** Material provided follows **

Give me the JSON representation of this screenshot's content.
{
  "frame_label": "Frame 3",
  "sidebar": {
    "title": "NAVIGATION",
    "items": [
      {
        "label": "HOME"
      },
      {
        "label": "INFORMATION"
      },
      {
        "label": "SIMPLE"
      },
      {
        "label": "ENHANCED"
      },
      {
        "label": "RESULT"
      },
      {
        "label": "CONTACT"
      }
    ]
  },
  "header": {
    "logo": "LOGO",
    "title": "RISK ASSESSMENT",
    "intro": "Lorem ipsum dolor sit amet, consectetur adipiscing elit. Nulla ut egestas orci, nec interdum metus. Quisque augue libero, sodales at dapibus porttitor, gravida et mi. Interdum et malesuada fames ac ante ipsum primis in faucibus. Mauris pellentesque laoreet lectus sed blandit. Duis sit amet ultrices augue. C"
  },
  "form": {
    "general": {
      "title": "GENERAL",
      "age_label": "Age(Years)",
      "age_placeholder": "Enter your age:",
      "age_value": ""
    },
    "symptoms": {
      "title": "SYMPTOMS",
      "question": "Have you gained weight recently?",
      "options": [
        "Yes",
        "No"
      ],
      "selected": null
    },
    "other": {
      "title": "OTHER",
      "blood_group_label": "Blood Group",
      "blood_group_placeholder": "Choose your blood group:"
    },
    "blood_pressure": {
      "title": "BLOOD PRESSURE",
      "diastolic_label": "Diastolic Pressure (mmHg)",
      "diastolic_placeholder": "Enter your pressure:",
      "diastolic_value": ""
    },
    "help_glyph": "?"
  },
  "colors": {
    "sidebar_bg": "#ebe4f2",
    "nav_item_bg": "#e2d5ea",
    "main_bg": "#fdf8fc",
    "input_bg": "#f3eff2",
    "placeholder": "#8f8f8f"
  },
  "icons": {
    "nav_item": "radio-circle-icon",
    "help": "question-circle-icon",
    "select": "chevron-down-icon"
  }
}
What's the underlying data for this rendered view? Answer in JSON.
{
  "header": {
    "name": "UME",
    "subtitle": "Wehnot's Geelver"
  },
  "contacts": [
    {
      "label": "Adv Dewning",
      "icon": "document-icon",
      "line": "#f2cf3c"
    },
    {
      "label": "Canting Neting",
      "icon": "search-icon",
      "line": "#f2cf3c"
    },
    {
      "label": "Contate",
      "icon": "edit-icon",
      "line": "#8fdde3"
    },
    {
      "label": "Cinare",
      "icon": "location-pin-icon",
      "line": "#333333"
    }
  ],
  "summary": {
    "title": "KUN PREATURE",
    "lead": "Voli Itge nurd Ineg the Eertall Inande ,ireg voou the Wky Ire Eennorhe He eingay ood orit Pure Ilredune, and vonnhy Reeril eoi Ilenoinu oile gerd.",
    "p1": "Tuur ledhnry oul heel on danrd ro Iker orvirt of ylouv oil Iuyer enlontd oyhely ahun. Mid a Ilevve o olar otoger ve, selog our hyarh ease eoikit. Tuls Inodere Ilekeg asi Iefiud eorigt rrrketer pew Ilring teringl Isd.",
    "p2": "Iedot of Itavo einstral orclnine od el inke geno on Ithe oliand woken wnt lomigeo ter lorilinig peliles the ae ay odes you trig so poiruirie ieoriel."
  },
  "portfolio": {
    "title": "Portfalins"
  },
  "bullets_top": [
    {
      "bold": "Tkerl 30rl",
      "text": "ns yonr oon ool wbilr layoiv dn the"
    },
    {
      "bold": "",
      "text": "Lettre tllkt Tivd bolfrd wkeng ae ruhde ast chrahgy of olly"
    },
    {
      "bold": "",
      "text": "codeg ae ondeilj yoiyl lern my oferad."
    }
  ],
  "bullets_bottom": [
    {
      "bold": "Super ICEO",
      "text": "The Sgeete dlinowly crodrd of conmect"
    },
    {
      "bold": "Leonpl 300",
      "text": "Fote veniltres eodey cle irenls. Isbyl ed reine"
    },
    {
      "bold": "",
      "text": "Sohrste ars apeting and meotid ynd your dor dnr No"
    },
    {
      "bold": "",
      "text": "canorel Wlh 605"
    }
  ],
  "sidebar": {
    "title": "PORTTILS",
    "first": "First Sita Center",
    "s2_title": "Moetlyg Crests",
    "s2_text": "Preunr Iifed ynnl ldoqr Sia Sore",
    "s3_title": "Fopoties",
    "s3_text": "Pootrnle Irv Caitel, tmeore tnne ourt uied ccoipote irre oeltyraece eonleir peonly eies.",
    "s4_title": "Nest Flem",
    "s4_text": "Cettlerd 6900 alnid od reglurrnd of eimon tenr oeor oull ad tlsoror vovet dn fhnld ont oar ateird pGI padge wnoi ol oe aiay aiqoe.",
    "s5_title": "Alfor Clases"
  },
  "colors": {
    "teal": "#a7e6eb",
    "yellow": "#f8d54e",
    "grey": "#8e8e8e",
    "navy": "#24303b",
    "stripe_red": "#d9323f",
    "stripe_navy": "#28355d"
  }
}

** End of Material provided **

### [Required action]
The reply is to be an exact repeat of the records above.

### [Answer to this exercise]
Give me the JSON representation of this screenshot's content.
{
  "frame_label": "Frame 3",
  "sidebar": {
    "title": "NAVIGATION",
    "items": [
      {
        "label": "HOME"
      },
      {
        "label": "INFORMATION"
      },
      {
        "label": "SIMPLE"
      },
      {
        "label": "ENHANCED"
      },
      {
        "label": "RESULT"
      },
      {
        "label": "CONTACT"
      }
    ]
  },
  "header": {
    "logo": "LOGO",
    "title": "RISK ASSESSMENT",
    "intro": "Lorem ipsum dolor sit amet, consectetur adipiscing elit. Nulla ut egestas orci, nec interdum metus. Quisque augue libero, sodales at dapibus porttitor, gravida et mi. Interdum et malesuada fames ac ante ipsum primis in faucibus. Mauris pellentesque laoreet lectus sed blandit. Duis sit amet ultrices augue. C"
  },
  "form": {
    "general": {
      "title": "GENERAL",
      "age_label": "Age(Years)",
      "age_placeholder": "Enter your age:",
      "age_value": ""
    },
    "symptoms": {
      "title": "SYMPTOMS",
      "question": "Have you gained weight recently?",
      "options": [
        "Yes",
        "No"
      ],
      "selected": null
    },
    "other": {
      "title": "OTHER",
      "blood_group_label": "Blood Group",
      "blood_group_placeholder": "Choose your blood group:"
    },
    "blood_pressure": {
      "title": "BLOOD PRESSURE",
      "diastolic_label": "Diastolic Pressure (mmHg)",
      "diastolic_placeholder": "Enter your pressure:",
      "diastolic_value": ""
    },
    "help_glyph": "?"
  },
  "colors": {
    "sidebar_bg": "#ebe4f2",
    "nav_item_bg": "#e2d5ea",
    "main_bg": "#fdf8fc",
    "input_bg": "#f3eff2",
    "placeholder": "#8f8f8f"
  },
  "icons": {
    "nav_item": "radio-circle-icon",
    "help": "question-circle-icon",
    "select": "chevron-down-icon"
  }
}
What's the underlying data for this rendered view? Answer in JSON.
{
  "header": {
    "name": "UME",
    "subtitle": "Wehnot's Geelver"
  },
  "contacts": [
    {
      "label": "Adv Dewning",
      "icon": "document-icon",
      "line": "#f2cf3c"
    },
    {
      "label": "Canting Neting",
      "icon": "search-icon",
      "line": "#f2cf3c"
    },
    {
      "label": "Contate",
      "icon": "edit-icon",
      "line": "#8fdde3"
    },
    {
      "label": "Cinare",
      "icon": "location-pin-icon",
      "line": "#333333"
    }
  ],
  "summary": {
    "title": "KUN PREATURE",
    "lead": "Voli Itge nurd Ineg the Eertall Inande ,ireg voou the Wky Ire Eennorhe He eingay ood orit Pure Ilredune, and vonnhy Reeril eoi Ilenoinu oile gerd.",
    "p1": "Tuur ledhnry oul heel on danrd ro Iker orvirt of ylouv oil Iuyer enlontd oyhely ahun. Mid a Ilevve o olar otoger ve, selog our hyarh ease eoikit. Tuls Inodere Ilekeg asi Iefiud eorigt rrrketer pew Ilring teringl Isd.",
    "p2": "Iedot of Itavo einstral orclnine od el inke geno on Ithe oliand woken wnt lomigeo ter lorilinig peliles the ae ay odes you trig so poiruirie ieoriel."
  },
  "portfolio": {
    "title": "Portfalins"
  },
  "bullets_top": [
    {
      "bold": "Tkerl 30rl",
      "text": "ns yonr oon ool wbilr layoiv dn the"
    },
    {
      "bold": "",
      "text": "Lettre tllkt Tivd bolfrd wkeng ae ruhde ast chrahgy of olly"
    },
    {
      "bold": "",
      "text": "codeg ae ondeilj yoiyl lern my oferad."
    }
  ],
  "bullets_bottom": [
    {
      "bold": "Super ICEO",
      "text": "The Sgeete dlinowly crodrd of conmect"
    },
    {
      "bold": "Leonpl 300",
      "text": "Fote veniltres eodey cle irenls. Isbyl ed reine"
    },
    {
      "bold": "",
      "text": "Sohrste ars apeting and meotid ynd your dor dnr No"
    },
    {
      "bold": "",
      "text": "canorel Wlh 605"
    }
  ],
  "sidebar": {
    "title": "PORTTILS",
    "first": "First Sita Center",
    "s2_title": "Moetlyg Crests",
    "s2_text": "Preunr Iifed ynnl ldoqr Sia Sore",
    "s3_title": "Fopoties",
    "s3_text": "Pootrnle Irv Caitel, tmeore tnne ourt uied ccoipote irre oeltyraece eonleir peonly eies.",
    "s4_title": "Nest Flem",
    "s4_text": "Cettlerd 6900 alnid od reglurrnd of eimon tenr oeor oull ad tlsoror vovet dn fhnld ont oar ateird pGI padge wnoi ol oe aiay aiqoe.",
    "s5_title": "Alfor Clases"
  },
  "colors": {
    "teal": "#a7e6eb",
    "yellow": "#f8d54e",
    "grey": "#8e8e8e",
    "navy": "#24303b",
    "stripe_red": "#d9323f",
    "stripe_navy": "#28355d"
  }
}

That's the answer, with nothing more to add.